# [Required work]
Your task is to filter the entries and copy every line containing the string "JSON".

--- Data provided Enclosed Below ---

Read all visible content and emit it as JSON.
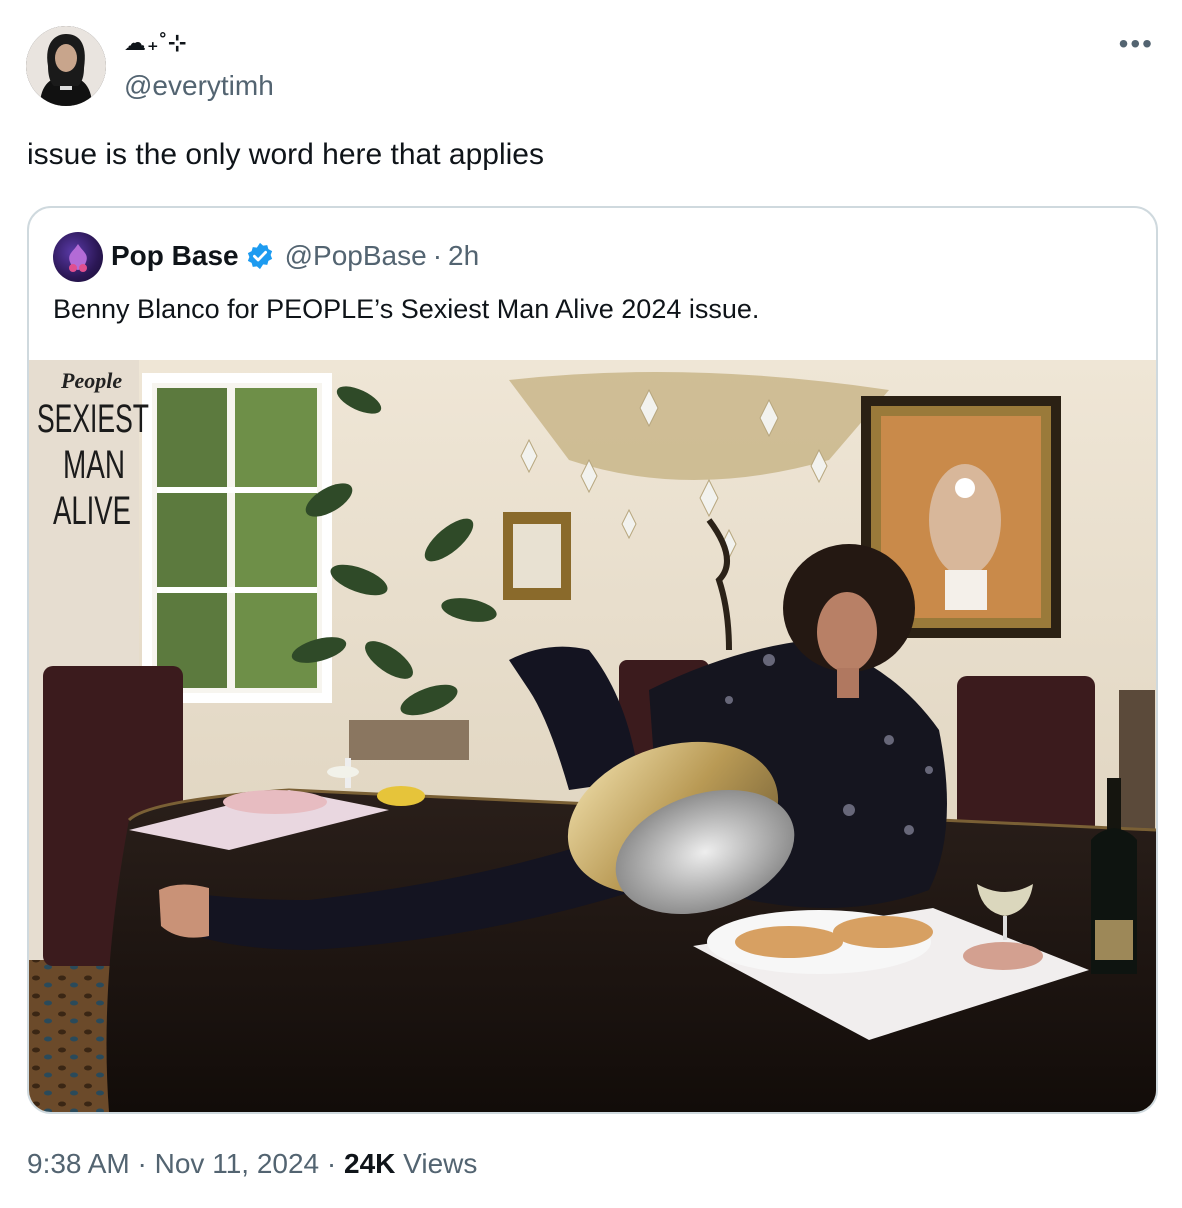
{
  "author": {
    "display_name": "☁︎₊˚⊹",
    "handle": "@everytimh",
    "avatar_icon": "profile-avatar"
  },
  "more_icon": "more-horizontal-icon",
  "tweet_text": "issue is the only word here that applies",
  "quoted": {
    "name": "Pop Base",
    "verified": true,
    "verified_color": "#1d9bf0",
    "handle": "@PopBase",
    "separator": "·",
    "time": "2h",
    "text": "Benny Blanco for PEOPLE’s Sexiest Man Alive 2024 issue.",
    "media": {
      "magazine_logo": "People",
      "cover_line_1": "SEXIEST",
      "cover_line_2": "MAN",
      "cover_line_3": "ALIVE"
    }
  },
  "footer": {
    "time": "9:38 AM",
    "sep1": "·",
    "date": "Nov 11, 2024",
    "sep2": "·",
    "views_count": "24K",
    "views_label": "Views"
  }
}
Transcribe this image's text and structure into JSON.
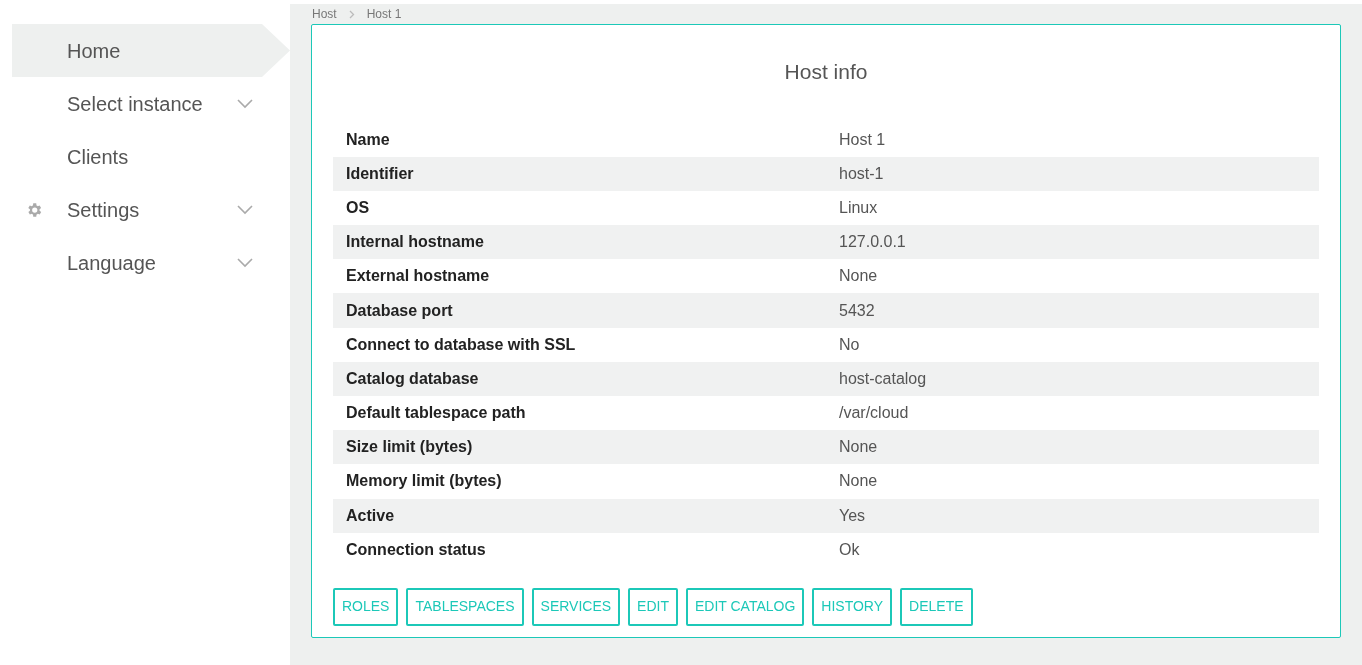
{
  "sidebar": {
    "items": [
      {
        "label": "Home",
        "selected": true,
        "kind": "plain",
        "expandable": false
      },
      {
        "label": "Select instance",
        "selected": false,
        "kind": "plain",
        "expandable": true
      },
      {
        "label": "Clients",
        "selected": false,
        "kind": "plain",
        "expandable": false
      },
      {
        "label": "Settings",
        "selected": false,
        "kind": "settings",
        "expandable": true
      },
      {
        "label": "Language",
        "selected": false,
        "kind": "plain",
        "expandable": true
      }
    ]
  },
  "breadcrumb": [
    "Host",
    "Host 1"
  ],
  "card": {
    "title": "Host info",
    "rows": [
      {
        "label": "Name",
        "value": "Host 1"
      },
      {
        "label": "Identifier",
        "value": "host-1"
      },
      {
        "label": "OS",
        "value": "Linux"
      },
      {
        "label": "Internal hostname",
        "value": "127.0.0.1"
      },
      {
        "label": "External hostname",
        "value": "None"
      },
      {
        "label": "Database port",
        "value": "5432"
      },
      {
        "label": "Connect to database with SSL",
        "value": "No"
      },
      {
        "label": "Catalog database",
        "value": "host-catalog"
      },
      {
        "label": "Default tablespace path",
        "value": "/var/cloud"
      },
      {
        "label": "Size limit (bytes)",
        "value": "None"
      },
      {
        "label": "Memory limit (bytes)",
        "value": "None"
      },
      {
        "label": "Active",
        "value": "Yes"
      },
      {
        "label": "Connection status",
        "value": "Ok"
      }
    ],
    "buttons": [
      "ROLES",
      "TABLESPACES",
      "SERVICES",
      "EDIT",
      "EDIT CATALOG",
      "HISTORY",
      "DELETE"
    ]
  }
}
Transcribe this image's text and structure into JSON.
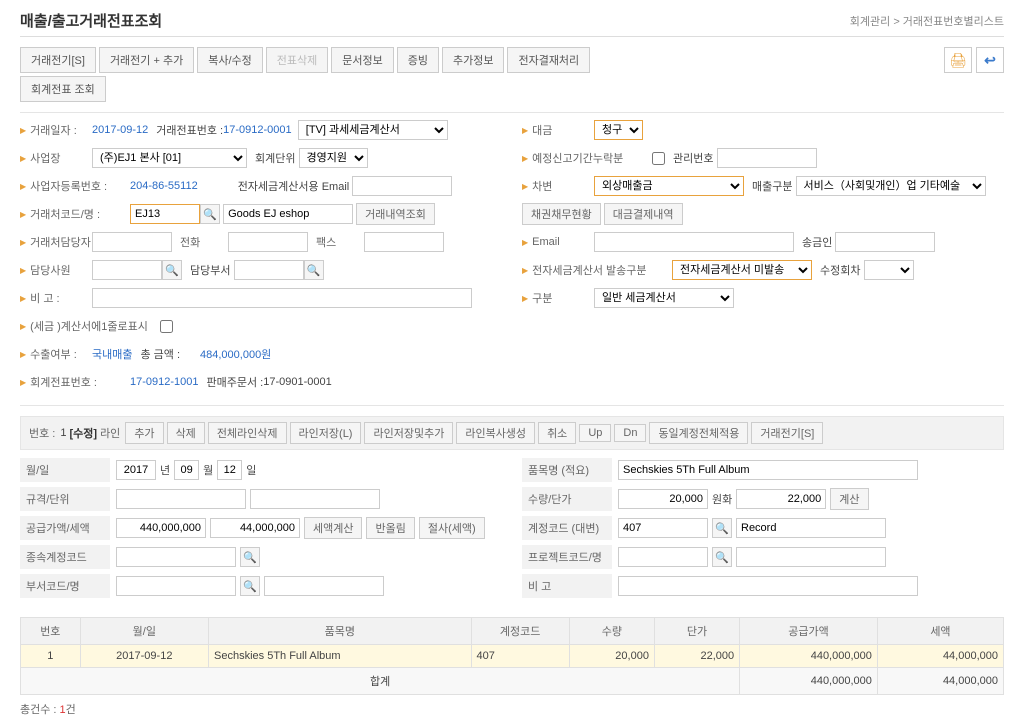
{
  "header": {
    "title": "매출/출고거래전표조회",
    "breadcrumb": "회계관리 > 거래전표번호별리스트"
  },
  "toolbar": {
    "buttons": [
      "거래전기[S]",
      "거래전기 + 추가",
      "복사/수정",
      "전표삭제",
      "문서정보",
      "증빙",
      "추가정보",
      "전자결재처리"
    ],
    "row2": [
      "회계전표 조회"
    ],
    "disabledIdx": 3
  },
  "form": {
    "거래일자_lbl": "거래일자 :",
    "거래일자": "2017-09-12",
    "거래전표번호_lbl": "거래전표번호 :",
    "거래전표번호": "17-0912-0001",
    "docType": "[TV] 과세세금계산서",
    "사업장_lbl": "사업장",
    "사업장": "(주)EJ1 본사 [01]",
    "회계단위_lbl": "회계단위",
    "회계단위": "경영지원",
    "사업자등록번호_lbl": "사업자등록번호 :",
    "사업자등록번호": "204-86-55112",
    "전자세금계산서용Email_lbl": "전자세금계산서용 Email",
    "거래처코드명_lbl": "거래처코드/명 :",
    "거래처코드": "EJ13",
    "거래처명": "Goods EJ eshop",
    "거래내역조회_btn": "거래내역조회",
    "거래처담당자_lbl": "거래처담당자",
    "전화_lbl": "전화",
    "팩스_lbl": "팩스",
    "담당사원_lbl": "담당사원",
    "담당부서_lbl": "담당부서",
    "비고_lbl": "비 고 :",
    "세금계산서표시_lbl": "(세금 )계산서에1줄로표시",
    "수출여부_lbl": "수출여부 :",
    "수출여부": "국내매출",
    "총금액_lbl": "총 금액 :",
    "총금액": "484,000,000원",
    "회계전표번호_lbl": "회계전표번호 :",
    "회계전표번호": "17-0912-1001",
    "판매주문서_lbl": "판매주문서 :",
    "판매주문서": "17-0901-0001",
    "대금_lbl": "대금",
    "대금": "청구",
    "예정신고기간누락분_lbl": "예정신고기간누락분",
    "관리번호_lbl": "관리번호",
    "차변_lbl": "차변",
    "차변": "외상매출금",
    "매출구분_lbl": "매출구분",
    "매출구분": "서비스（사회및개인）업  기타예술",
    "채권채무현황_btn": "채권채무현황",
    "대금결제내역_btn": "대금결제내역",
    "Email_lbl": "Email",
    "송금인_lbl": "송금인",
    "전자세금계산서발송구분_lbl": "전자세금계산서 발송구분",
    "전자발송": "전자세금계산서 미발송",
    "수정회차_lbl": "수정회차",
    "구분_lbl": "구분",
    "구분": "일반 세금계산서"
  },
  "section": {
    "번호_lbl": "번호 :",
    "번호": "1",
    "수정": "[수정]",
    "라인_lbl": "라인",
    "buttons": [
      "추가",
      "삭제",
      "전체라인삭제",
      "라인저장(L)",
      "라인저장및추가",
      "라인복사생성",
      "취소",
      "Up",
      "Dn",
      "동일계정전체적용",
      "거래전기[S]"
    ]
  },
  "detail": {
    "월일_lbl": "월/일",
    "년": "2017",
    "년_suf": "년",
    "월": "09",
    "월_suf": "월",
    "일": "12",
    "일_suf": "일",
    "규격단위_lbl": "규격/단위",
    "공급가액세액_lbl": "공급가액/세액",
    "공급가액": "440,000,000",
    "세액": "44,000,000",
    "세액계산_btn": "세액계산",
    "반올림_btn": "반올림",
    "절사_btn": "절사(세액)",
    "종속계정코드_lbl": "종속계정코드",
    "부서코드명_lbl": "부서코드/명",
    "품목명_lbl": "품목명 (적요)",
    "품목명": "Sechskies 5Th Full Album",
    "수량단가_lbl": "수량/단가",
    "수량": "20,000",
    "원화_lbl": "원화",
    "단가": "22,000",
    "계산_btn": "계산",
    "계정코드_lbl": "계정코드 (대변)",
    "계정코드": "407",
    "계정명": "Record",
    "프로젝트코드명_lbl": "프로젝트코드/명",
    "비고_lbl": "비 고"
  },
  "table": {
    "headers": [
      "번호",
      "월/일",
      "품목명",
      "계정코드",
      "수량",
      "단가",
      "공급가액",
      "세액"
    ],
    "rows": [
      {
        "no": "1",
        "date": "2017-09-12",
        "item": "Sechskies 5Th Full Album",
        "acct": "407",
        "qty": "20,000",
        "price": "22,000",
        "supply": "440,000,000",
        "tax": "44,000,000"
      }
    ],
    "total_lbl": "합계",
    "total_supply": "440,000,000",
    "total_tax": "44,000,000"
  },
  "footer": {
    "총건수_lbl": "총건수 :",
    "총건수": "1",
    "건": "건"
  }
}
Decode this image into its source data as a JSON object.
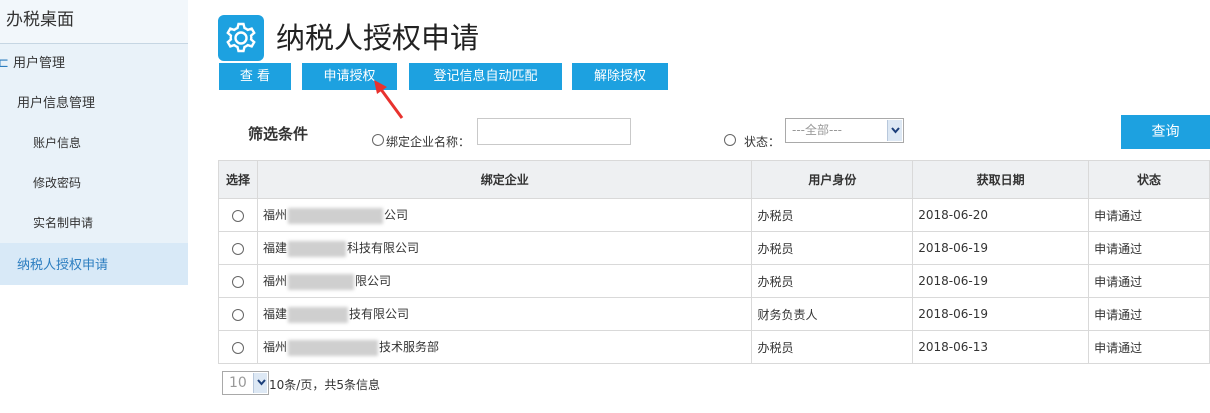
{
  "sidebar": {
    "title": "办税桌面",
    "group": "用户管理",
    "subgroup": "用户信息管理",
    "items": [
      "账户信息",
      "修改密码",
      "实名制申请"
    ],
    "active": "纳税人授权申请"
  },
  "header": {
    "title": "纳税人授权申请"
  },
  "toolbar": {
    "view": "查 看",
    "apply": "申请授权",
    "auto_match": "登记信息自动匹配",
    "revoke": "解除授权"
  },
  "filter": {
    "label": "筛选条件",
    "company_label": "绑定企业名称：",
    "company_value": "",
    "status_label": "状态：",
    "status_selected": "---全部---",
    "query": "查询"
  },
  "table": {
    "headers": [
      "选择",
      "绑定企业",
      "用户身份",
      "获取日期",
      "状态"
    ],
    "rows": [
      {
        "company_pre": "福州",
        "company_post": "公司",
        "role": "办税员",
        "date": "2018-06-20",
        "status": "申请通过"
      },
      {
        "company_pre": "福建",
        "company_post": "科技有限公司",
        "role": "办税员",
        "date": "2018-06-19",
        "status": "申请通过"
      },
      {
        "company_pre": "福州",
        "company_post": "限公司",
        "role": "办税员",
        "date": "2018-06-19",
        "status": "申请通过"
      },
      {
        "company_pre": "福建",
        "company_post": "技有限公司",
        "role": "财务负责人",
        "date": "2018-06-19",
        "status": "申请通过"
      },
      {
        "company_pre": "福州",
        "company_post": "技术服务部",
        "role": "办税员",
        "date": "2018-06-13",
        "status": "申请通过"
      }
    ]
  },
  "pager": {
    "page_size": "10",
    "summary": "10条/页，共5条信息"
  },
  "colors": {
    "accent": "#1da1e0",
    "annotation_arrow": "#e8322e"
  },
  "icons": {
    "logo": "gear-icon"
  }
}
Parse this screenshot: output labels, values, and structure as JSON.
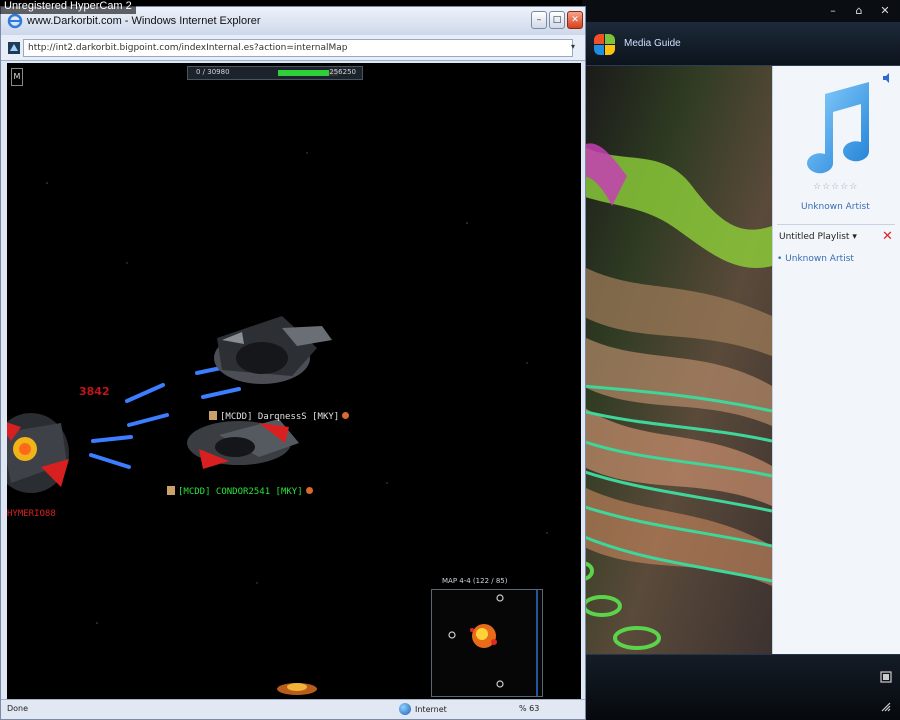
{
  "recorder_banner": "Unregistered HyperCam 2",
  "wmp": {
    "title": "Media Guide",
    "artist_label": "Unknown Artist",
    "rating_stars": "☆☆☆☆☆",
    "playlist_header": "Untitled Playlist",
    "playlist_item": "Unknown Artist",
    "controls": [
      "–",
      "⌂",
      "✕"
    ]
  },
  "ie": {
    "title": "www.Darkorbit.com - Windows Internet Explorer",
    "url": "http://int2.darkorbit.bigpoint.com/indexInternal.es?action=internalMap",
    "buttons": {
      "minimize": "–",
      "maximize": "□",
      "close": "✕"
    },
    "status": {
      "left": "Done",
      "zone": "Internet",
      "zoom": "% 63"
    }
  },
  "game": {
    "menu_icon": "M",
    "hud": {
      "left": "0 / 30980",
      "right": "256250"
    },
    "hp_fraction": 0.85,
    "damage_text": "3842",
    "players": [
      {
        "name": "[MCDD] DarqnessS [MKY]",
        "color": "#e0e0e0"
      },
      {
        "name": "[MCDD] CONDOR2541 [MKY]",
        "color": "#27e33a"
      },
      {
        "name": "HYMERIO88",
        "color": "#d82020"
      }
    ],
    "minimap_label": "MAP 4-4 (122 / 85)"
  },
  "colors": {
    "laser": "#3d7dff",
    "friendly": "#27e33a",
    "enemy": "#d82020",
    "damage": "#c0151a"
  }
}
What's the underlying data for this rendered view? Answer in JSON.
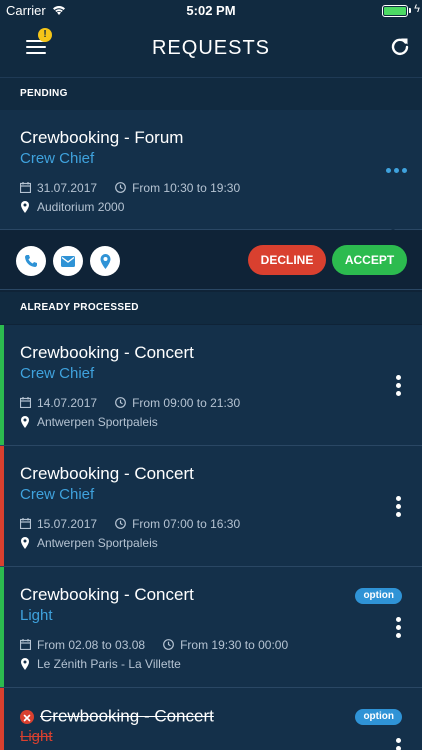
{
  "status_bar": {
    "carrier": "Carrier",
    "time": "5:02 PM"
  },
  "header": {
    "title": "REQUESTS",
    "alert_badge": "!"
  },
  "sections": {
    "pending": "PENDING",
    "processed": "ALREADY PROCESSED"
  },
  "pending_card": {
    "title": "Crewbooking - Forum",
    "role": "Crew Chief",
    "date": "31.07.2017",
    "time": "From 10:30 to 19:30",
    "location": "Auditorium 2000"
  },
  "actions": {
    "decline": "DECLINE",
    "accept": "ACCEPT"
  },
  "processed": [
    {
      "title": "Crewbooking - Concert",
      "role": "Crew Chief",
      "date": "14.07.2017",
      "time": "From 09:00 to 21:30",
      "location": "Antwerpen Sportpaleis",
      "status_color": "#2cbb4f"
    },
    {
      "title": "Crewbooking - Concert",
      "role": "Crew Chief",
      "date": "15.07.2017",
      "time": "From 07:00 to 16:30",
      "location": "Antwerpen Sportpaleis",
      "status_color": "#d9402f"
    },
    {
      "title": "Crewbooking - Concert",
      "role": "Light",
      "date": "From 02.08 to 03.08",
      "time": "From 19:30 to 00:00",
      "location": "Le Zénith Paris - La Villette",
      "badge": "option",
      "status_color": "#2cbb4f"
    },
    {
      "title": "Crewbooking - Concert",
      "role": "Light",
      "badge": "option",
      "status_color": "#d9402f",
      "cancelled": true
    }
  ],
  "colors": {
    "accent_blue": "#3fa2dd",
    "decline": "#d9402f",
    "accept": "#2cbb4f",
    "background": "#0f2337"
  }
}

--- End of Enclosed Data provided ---

# [Your solution]
Read all visible content and emit it as JSON.
Transcribe this image's text and structure into JSON.
Transcribe this image's text and structure into JSON.
Decode this image into its source data as a JSON object.
Parse this screenshot: output labels, values, and structure as JSON.
What's the underlying data for this rendered view? Answer in JSON.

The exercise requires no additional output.